The primary cushioning unit of the Hoka One One Clifton 6 is made of Full Compression EVA. This feature has a generous thickness which allows the foot to experience a plush yet reactive ride. Though its stack height is noticeable, the weight isn’t as hefty.
The Early Stage Meta-Rocker is a rocker shape that facilitates a smooth heel-to-toe transition. This structure is a staple in many of Hoka’s options, including the well-known Hoka One One Bondi line.
The Moderate Heel Bevel involves a slanted rear portion that allows the heel to rest and stay steady. It works with the upper unit to keep the foot in a locked-in position, thus staving off in-shoe wobbling.
The upper unit uses the engineered mesh. This textile has a soft and stretchy construction to wrap the foot in a sock-like manner. There are ventilation holes on its surface to welcome air into the foot-chamber.
Printed overlays grace the toe box, the instep, and the heel. These synthetic prints are meant to bolster the durability of the exterior fabrics while also helping with the security of the foot.
The sides of the silhouette have embroidery on them. These stitch-reinforcements buttress the structural integrity of the upper unit while also allowing for a well-defined in-shoe hug. They fundamentally act as overlays, but they weigh significantly less than prints or extra layers.
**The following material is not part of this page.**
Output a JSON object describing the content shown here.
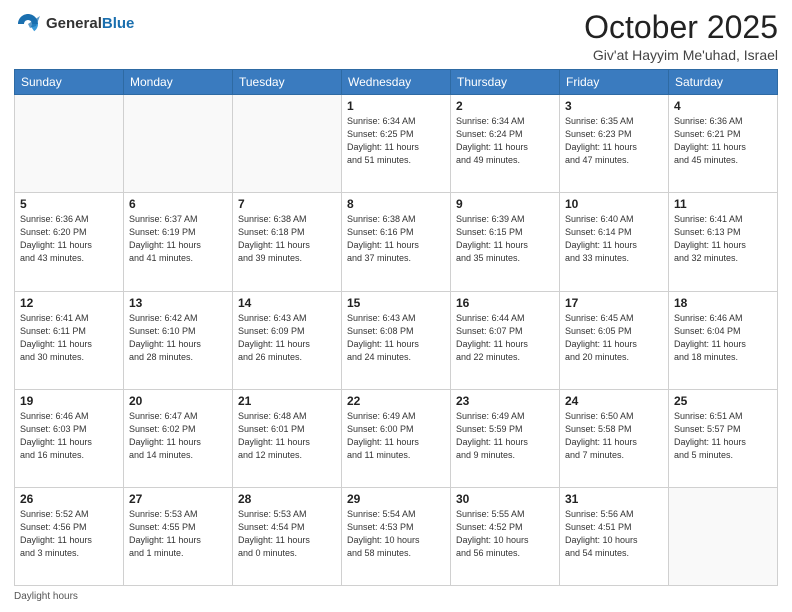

The padded collar and tongue are tasked with holding the foot in place and preventing it from quivering during the run. These parts of the upper also cushion the heel, the ankles, and the bridge of the foot from impact shock during the landing phase of the gait cycle.
A pull tab is stitched onto the back of the collar. This fabric loop is helpful when it comes to widening the opening of the inner compartment and facilitating the foot into the shoe. It can also be used as a strap for stowing the shoe on a hook.